Working mothers’ laughter comes hardest when our double life is revealed for what it is: a juggling act in which the balls can drop at any time, invariably on our own head.
The software program for motherhood is impossible to fully download into the male brain. You give them two tasks and they’re like, ‘I have to change the baby and get the dry cleaning?’
When you have kids, there’s a tendency to put the marriage stew on the back burner and give it a quick stir now and then. But it’s important to remember why you had children with this person.
My husband is old-fashioned and kind, he does the greatest Sinatra impression, and I’d never have written anything if he hadn’t read all those bedtime stories and unloaded the dishwasher while I slaved over chapters.
My mother was a stay-at-home mom until I was about 11, when she got a job – and it was like a light came on inside her.
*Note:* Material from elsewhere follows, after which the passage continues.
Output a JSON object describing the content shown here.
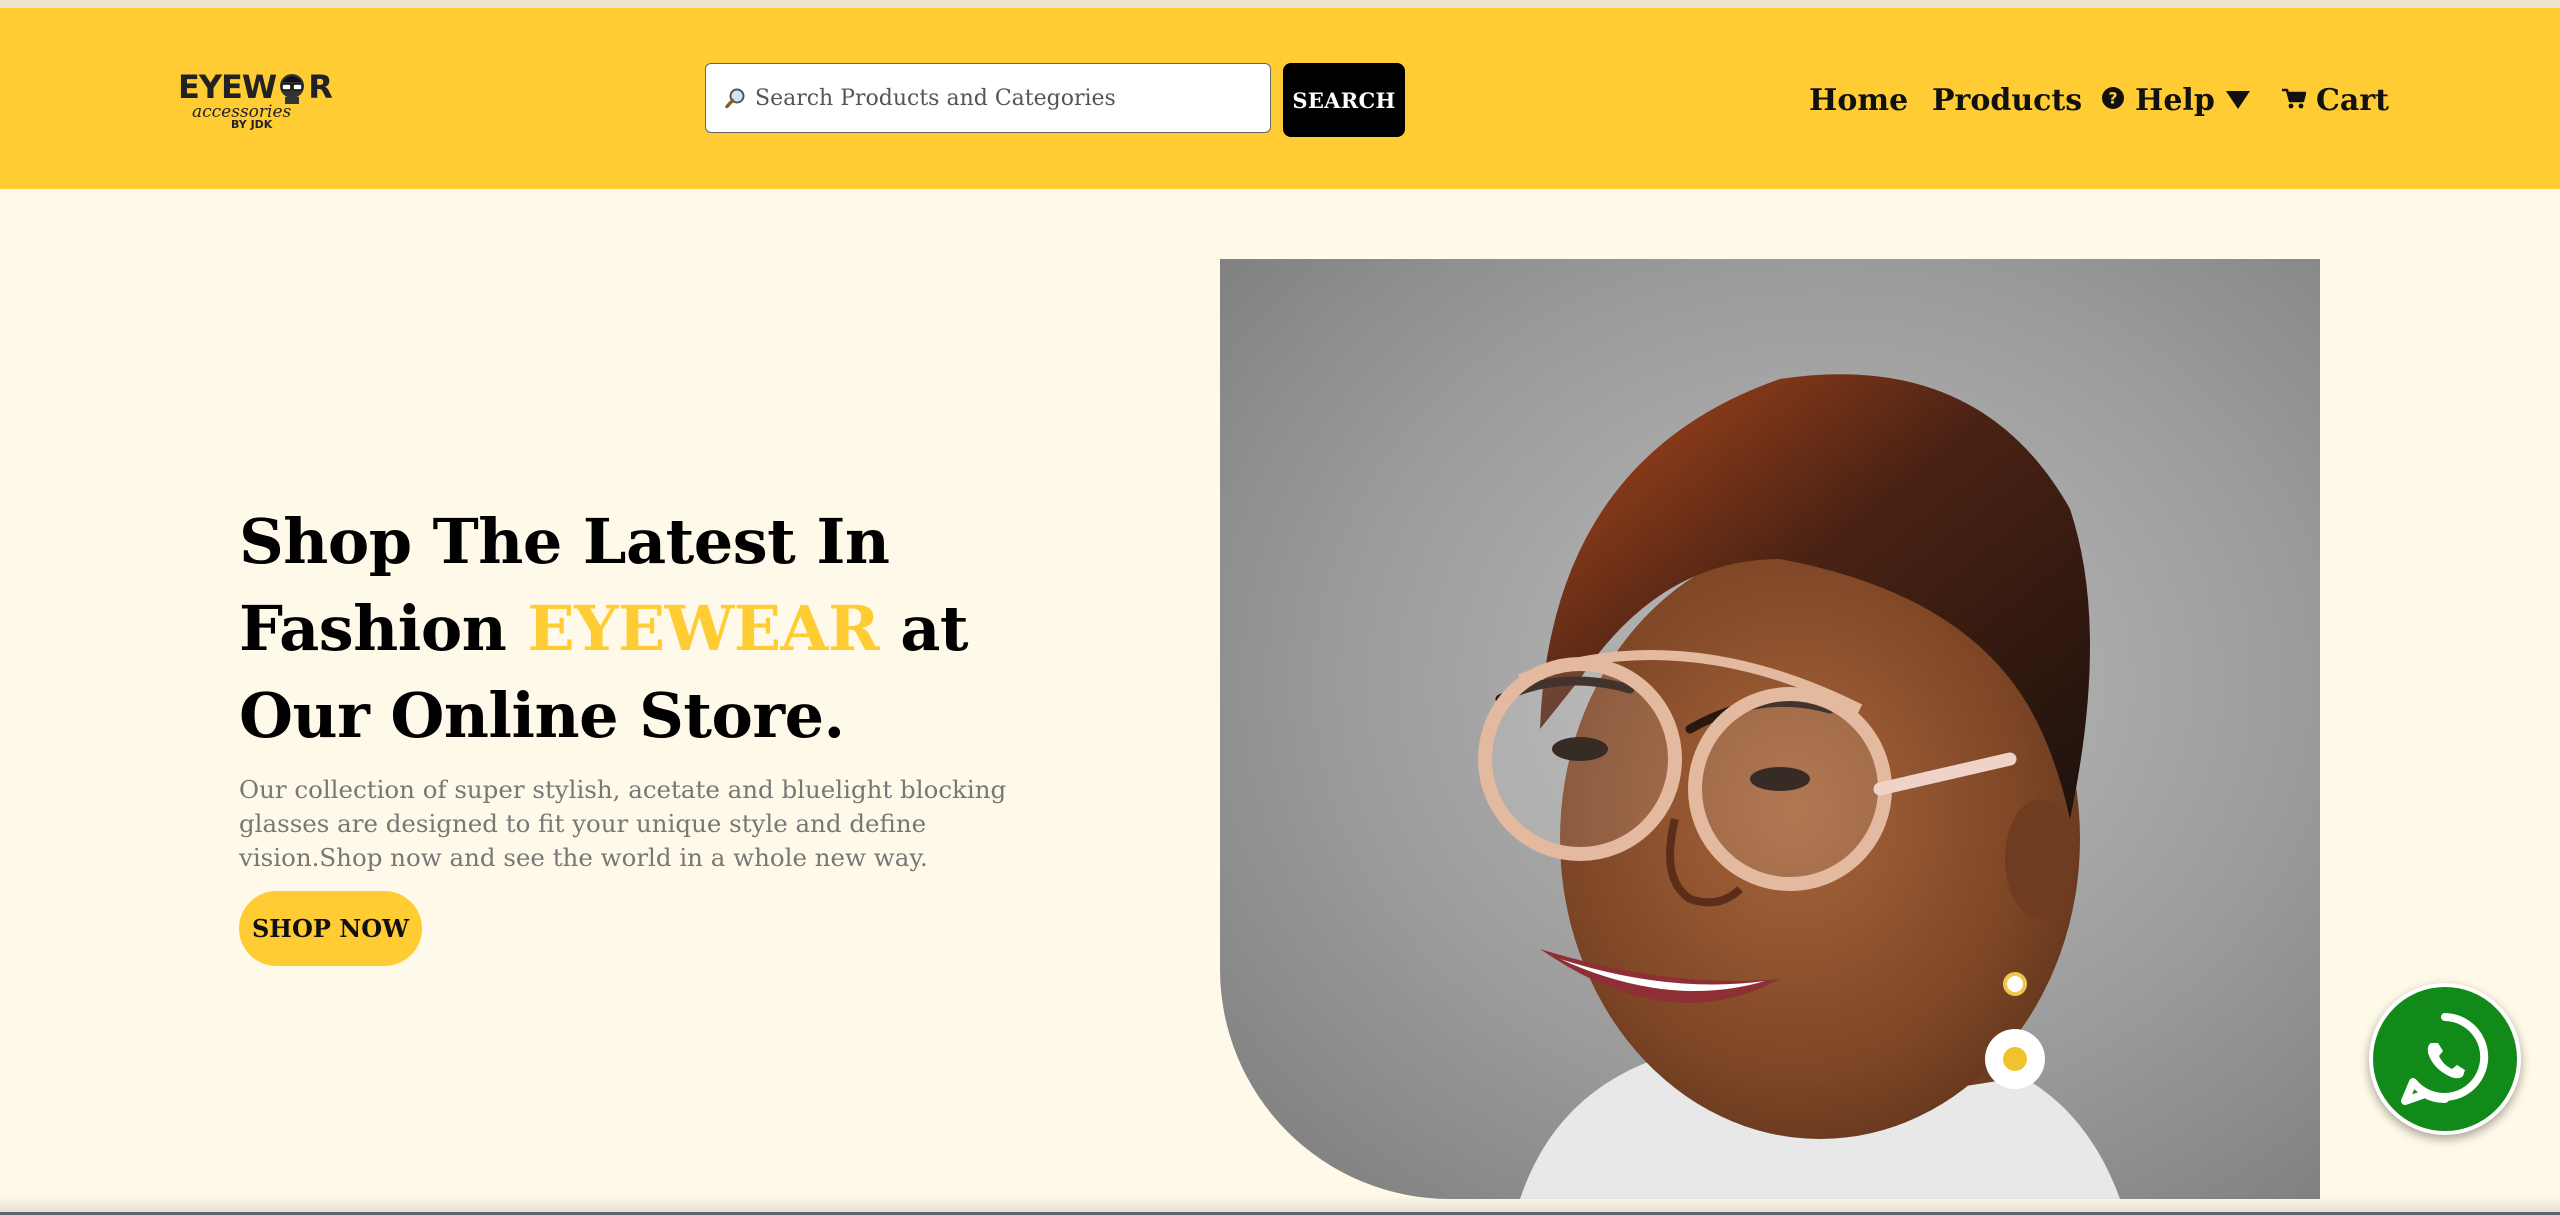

It’s not wrong to be passionate about your career. When you love what you do, you bring that stimulation back to your family.
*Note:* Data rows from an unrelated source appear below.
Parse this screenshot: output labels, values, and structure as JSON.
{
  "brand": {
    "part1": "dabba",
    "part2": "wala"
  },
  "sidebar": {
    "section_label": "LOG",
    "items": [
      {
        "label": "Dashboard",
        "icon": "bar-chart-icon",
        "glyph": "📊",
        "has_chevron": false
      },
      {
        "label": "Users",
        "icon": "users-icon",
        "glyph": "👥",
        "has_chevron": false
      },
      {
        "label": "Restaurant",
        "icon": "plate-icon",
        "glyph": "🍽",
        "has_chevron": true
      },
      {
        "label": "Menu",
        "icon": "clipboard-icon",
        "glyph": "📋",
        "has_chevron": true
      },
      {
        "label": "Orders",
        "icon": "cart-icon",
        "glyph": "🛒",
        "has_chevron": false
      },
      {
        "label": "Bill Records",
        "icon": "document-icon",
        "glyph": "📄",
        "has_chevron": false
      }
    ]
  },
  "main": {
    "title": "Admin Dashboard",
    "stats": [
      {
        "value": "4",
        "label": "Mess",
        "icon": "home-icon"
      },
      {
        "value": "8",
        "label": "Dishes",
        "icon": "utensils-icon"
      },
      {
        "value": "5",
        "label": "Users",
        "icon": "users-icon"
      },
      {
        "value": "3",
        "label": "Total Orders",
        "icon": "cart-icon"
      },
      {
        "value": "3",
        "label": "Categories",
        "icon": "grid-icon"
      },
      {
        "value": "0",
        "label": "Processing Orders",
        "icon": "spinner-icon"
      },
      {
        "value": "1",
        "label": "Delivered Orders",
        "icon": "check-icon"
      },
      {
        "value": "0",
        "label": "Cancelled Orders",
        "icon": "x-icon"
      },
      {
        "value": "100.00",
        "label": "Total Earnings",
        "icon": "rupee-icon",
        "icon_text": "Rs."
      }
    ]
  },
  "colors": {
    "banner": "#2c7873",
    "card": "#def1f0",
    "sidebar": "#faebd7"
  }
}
Women run the small country called Home, millions of us do it in our spare time, and no one who doesn’t run that small country really knows what it feels like in the dead of night when task lists jitter like tickertape through your seething brain.
For centuries, the question of men needing to comprehend women simply didn’t arise. Men were valued according to how they measured up to the manly virtues.
Women now influence the majority of consumer purchases. It is women’s votes that will secure victory at the next election, hence the altogether delicious spectacle of Messrs Brown and Cameron vying to tell stories about broken nights and childcare as men once boasted of goals scored or pheasants bagged.
I don’t believe for a minute that women really want to be understood by men.
My child was one of Nature’s Tories pitted against a mother who was one of nurture’s Lefties: it was no contest.
My ideals told me that men and women could both go out to work and be truly equal. My children told me something more complicated, something I really didn’t want to hear. Their need for me was like the need for water or light: it had a devastating simplicity to it.